|This article needs additional citations for verification. (July 2009)|
|Based in||Philadelphia, Pennsylvania|
|Home field||Franklin Field|
|Head coach||Ron Waller (1974)
Willie Wood (1975)
|Owner(s)||John B. Kelly, Jr.
|League||World Football League|
|Colours||Blue and gold ‹See Tfm› ‹See Tfm›|
The Philadelphia Bell was a franchise in the World Football League, which operated in 1974 and a portion of a season in 1975. The Bell played their home games at Franklin Field in Philadelphia. The team logo was a representation of the Liberty Bell.
The Bell was one of just two WFL teams that maintained the same ownership in both 1974 and 1975. The group was headed by John B. Kelly, Jr., a respected business and sportsman in Philadelphia and part of the well-known Kelly family, which included his sister Grace Kelly, movie star turned Princess of Monaco.
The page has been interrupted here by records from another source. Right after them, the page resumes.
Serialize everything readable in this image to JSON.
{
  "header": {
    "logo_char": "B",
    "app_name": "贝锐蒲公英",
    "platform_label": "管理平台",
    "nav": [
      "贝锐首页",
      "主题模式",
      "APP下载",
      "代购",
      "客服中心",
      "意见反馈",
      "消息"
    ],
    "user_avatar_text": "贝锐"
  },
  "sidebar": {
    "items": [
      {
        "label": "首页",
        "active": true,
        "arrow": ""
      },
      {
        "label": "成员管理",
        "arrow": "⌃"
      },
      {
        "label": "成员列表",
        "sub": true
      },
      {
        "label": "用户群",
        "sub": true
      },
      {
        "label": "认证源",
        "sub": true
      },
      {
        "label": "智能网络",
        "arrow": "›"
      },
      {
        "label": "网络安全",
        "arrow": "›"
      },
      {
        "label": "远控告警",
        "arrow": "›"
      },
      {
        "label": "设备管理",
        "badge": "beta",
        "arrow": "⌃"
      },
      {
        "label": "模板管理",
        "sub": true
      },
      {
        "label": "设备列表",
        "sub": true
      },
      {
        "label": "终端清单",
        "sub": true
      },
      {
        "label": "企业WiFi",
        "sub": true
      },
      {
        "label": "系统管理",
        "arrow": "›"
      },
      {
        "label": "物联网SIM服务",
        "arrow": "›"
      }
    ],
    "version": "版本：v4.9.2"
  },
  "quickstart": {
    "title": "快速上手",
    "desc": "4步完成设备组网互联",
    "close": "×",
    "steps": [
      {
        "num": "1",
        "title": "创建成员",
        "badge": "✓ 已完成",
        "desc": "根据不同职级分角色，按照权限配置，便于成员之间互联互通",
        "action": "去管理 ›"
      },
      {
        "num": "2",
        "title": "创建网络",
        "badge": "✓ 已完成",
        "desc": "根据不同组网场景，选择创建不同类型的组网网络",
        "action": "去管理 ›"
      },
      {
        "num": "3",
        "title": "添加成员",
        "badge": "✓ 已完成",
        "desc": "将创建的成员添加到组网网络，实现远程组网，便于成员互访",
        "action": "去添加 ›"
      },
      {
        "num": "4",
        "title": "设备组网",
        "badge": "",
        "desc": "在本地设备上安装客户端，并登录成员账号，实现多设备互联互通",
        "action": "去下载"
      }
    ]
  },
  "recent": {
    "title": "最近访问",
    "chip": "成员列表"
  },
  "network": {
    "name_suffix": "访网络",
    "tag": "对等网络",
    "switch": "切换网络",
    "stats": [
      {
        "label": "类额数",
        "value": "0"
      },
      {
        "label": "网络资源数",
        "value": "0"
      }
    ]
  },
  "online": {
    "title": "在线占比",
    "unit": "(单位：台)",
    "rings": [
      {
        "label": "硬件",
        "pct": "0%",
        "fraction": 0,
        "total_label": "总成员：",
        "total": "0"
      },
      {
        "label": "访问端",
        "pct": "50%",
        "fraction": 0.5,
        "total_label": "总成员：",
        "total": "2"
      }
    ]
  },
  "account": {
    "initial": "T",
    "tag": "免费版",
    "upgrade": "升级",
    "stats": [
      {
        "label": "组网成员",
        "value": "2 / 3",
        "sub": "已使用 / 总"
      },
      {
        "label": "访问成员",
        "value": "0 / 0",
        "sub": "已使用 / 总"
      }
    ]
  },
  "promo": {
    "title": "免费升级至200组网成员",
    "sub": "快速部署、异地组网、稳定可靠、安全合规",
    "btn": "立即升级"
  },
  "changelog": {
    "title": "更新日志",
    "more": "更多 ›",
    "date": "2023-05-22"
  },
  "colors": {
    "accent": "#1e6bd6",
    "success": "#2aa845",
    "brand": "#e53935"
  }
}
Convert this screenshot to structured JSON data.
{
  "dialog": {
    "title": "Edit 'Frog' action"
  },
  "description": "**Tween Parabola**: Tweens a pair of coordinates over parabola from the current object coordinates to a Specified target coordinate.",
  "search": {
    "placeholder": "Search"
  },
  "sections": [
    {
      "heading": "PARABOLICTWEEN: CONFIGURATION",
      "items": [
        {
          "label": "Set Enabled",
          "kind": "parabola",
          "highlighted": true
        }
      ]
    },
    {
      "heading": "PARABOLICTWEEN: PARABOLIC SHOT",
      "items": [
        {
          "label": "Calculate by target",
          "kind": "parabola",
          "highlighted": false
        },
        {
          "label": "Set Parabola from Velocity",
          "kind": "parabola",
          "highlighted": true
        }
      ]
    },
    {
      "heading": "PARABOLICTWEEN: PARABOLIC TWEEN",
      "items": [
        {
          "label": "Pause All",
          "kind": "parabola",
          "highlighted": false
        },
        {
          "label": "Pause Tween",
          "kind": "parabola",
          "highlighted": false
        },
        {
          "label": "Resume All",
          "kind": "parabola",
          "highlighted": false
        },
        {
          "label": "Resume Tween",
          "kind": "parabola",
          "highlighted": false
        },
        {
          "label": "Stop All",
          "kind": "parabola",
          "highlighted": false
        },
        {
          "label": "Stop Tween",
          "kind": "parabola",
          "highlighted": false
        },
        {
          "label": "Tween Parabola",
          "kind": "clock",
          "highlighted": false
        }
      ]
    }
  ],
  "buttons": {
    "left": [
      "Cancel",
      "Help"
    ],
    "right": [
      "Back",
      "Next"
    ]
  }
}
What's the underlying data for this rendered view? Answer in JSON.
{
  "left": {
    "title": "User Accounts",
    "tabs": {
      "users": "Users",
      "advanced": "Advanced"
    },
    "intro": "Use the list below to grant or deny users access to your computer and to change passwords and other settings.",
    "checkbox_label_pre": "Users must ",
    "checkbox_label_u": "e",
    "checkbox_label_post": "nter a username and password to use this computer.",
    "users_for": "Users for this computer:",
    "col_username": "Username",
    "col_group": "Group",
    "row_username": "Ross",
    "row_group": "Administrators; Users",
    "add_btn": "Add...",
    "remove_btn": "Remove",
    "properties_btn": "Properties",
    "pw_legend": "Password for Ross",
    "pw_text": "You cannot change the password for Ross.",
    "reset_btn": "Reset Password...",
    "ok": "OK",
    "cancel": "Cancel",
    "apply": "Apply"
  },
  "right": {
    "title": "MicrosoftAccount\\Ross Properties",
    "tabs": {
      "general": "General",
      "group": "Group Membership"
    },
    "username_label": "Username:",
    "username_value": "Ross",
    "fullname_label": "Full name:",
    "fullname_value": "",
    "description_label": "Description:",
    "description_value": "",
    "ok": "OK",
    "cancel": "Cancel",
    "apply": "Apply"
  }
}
The major money contributor behind the ownership group was John Bosacco, who came forward during the first season and took over the operations of the franchise. Bosacco believed that the WFL could survive as a league and he was instrumental in the removal of Gary Davidson as commissioner following the 1974 season. Ron Waller was hired as head coach in 1974. Waller was fired during training camp at Glassboro State University (now called Rowan University) in 1975. He was replaced by NFL Hall of Famer Willie Wood for the entirety of the 1975 season.
At first the team seemed to be one of the WFL's most popular teams. They announced a crowd of 55,534 for the home opener, and 64,719 for the second home game. However, when the Bell paid city taxes on the attendance figures two weeks later, it emerged that they had inflated the gate on a scale almost unprecedented in professional sports. It was later revealed that the Bell sold block tickets to several area businesses at a discount, and the tax revenue was not reported. In turn, many of these businesses gave away the tickets for free. The actual paid attendance for the home opener was only 13,855, while the paid attendance for the second game was only 6,200. In many cases, several of those paid tickets were sold well below face value. It was presumed that the Bell had sold the so-called "freebies" to pique interest. Nonetheless, the "Papergate" scandal, as it was dubbed by the press, made the Bell and the WFL look foolish, and proved to be a humiliation from which neither recovered.
During the 1974 season, the Bell finished with a losing season, finishing 9–11, one game behind the Charlotte Hornets for the final playoff spot. However, advance ticket sales for the Hornets' first-round game against the Florida Blazers in Orlando were so meager that the financially troubled Hornets (who had moved from New York City in mid-season) would not have come close to meeting their travel expenses. At the request of league officials, the Bell advanced in their place and lost to the Blazers, 18-3.
Despite the Papergate fiasco, the Bell were reckoned as one of the WFL's stronger franchises, and at least had the potential to have been successful had the WFL been better run. Bosacco was one of only three owners, along with the Memphis Southmen's John F. Bassett and The Hawaiians' Sam Battisone, thought to be capable of fielding a team in 1975. Those three teams had also been the only ones to meet payroll every week of the season.
The Bell had a record of 4–7 in 1975 at the time of the league's dissolution.
Vince Papale, the inspiration for the 2006 film Invincible, played wide receiver for the Bell for two seasons prior to his three years with the Philadelphia Eagles. The Bell's starting quarterback was King Corcoran, who spent most of his career in the minor leagues due to his refusal to accept a backup quarterback position. Both Papale and Corcoran had recently played in the Seaboard Football League, the minor league that was active at the time in the area.